Problem requirements: One line at a time, check the entries below for the word "placeholder", and copy each line that has it.

Input:
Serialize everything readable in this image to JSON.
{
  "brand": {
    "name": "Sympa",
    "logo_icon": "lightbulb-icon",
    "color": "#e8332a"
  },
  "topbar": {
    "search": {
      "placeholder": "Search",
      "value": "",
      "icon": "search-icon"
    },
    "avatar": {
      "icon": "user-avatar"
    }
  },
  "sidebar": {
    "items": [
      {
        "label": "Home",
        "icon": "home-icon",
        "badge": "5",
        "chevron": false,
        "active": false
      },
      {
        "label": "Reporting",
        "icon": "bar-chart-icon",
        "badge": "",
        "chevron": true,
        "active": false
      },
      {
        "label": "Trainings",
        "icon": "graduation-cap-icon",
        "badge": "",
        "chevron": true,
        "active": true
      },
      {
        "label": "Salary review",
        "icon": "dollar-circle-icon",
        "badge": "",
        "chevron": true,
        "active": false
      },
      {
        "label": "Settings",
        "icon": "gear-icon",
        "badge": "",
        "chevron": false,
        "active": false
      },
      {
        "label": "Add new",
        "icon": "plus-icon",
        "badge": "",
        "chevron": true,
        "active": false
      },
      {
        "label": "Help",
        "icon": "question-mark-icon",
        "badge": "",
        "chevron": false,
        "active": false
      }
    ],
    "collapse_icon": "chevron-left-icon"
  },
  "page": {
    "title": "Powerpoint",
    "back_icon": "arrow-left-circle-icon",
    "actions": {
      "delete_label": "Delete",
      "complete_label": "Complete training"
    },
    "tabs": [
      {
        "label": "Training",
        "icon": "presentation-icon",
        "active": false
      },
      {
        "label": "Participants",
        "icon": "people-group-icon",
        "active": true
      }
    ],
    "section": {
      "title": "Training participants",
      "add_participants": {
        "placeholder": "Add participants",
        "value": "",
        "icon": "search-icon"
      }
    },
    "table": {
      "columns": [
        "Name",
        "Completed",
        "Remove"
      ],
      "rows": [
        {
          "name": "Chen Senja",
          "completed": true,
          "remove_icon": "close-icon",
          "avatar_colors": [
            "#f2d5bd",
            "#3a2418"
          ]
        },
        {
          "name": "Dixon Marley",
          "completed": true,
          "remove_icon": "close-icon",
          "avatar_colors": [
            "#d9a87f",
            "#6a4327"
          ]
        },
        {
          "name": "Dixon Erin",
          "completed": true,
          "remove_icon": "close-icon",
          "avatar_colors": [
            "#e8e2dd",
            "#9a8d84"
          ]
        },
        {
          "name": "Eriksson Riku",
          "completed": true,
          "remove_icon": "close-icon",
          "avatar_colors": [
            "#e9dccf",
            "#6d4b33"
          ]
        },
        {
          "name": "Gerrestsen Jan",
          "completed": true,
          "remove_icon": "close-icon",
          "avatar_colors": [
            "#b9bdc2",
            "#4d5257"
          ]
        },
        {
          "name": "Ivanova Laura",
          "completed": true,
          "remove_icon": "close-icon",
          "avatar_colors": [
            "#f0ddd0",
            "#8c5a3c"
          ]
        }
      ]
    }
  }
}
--
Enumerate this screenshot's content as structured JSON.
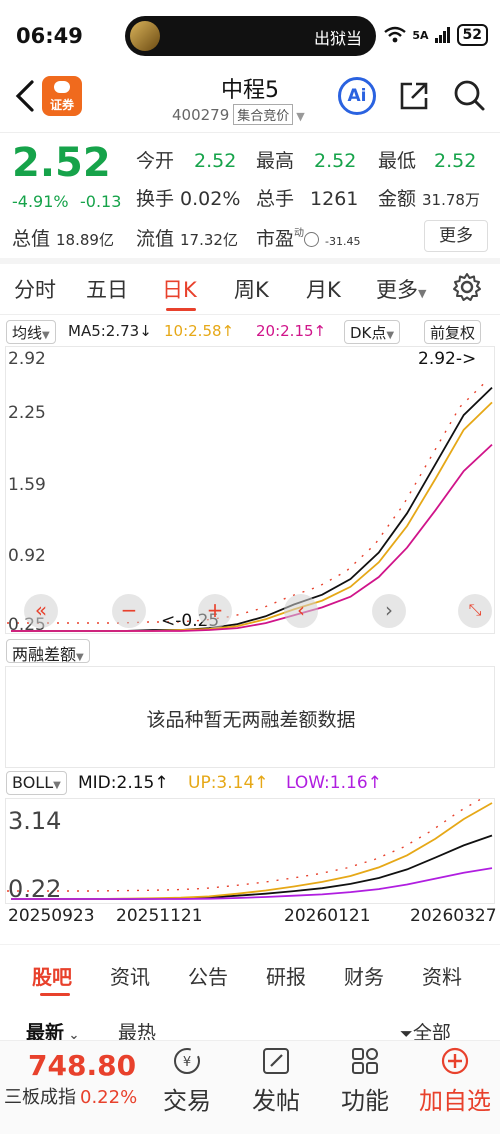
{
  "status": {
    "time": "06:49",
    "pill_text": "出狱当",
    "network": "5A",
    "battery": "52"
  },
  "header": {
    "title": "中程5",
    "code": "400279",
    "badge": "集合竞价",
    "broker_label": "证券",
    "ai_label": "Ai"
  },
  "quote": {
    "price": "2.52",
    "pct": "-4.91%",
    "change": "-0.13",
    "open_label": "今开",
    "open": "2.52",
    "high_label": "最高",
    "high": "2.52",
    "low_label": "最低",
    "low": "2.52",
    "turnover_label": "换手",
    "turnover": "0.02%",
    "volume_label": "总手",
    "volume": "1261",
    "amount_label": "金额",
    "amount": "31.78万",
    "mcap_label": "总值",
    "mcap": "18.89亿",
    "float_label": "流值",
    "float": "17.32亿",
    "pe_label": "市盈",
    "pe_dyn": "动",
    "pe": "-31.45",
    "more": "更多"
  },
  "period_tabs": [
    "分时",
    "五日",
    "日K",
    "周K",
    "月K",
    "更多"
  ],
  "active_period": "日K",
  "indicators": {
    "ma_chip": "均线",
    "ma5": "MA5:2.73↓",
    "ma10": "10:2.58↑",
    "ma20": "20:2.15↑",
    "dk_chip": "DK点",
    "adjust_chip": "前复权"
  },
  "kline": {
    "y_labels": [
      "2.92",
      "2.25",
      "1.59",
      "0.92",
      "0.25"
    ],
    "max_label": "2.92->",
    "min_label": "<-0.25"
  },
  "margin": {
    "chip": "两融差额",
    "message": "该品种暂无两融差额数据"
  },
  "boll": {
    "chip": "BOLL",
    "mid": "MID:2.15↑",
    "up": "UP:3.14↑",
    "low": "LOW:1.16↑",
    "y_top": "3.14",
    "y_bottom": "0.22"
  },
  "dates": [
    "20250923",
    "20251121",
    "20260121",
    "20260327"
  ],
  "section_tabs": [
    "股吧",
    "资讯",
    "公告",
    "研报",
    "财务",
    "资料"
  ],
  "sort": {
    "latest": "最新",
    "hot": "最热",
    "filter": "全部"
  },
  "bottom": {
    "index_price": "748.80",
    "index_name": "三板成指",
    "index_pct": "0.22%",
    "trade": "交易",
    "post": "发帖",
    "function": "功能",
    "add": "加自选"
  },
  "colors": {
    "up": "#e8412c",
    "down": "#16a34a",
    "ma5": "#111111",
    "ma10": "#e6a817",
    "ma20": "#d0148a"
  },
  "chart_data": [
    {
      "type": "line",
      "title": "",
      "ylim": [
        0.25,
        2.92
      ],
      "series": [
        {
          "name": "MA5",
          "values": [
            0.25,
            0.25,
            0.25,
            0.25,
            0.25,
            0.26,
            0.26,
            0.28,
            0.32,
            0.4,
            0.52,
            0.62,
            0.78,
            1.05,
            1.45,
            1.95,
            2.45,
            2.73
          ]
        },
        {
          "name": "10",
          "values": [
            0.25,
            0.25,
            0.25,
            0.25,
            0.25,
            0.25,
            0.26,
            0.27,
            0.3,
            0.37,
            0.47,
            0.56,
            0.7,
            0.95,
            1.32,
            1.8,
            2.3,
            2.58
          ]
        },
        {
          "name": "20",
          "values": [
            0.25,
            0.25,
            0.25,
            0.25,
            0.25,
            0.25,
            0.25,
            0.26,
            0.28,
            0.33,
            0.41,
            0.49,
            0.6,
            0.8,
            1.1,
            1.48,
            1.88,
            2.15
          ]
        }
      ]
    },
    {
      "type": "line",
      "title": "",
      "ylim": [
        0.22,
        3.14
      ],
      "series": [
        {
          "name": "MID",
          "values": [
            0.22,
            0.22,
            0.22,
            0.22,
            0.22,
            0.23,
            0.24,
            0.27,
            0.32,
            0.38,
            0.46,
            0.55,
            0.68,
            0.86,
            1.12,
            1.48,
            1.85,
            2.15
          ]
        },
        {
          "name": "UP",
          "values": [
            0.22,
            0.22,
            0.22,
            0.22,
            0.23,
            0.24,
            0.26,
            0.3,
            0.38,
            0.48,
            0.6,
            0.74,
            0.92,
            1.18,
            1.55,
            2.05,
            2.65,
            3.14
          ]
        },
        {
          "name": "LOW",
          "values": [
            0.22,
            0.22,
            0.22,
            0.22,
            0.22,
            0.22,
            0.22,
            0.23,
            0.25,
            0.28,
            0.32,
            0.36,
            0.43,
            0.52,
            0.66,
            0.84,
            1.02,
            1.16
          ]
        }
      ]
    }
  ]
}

Written response:
      "placeholder": "Search",
        "placeholder": "Add participants",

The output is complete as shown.